The prospect is a classic situation of a Government in decay and decline. As the examples of Russia’s Putin and Turkey’s Erdogan demonstrate, the national electoral response to a pro-Western, cosmopolitan, elitist Establishment’s rot and repression, is the retaliatory fusion of Statism, Populism and Alt-Something.
What is the likelihood that Mahinda’s Pohottuwa, which scored 45% on its first outing, in several months, will be unable to top it up with 5% and vault the 50% mark in the coming elections?
How difficult can this be when it is suctioning SLFP votes and those are down to 13% of which 5% can slide easily to Mahinda? If the SLFP remains in coalition with Ranil’s UNP, how long will it be before it fights the JVP for third place?
The augmentation of Mr Wickremesinghe’s ‘hard power’ will polarize society and dialectically summon up its nemesis. The natural, irresistible, organic convergence of SLPP-JO plus SLFP-UPFA vote bases (45% +13%) is underway. But that isn’t all. Already the mood is shifting in Sri Lankan society.
It is waiting with a mix of patience and restlessness, for the return of Mahinda’s leadership, but also something else. I sense a public in ferment, across classes.
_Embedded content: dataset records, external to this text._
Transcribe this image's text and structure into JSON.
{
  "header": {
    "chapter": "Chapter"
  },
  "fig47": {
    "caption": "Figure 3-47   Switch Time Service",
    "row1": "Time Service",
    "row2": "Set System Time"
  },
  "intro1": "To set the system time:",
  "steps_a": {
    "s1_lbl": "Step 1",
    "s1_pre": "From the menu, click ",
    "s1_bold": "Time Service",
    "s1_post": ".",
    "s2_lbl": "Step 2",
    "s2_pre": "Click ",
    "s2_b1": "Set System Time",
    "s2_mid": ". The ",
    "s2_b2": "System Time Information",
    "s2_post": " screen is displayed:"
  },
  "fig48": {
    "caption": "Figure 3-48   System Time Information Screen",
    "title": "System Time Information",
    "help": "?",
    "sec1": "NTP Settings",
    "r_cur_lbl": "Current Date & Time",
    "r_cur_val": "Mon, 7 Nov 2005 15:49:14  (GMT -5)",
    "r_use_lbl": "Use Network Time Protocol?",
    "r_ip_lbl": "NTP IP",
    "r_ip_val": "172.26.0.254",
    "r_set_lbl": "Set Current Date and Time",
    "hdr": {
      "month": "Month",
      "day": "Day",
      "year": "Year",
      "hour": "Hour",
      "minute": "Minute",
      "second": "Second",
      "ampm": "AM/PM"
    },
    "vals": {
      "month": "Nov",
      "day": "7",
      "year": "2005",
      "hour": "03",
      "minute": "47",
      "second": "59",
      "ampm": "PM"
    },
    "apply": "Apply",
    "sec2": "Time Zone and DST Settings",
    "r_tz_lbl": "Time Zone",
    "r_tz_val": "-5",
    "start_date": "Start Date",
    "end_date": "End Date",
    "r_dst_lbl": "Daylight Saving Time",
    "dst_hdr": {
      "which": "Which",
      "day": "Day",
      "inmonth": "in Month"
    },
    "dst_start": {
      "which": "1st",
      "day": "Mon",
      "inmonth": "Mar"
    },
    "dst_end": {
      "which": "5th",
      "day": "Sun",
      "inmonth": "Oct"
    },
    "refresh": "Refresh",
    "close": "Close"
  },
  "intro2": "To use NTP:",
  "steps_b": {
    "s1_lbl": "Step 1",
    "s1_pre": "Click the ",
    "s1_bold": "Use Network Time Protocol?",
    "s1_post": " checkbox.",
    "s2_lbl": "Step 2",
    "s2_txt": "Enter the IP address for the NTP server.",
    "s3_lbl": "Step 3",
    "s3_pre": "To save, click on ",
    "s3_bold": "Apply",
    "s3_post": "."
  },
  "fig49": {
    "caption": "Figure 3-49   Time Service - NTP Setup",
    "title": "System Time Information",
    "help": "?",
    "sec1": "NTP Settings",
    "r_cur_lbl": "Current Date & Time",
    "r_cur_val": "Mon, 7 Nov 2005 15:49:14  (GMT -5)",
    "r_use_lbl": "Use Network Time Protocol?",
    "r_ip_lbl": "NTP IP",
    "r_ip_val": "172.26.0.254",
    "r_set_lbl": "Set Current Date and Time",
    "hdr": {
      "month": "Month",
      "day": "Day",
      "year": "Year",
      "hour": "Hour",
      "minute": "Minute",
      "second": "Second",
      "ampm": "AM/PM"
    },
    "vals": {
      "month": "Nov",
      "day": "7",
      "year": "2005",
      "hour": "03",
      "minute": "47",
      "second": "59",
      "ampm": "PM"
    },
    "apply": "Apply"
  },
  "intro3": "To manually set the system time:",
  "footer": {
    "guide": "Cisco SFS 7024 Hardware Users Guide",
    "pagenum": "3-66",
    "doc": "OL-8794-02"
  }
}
Society is waiting for ‘MR Plus’: Mahinda’s magnetic Center-Left Populism, upgraded and ‘weaponized’ to finish strong, with an Alt-Something.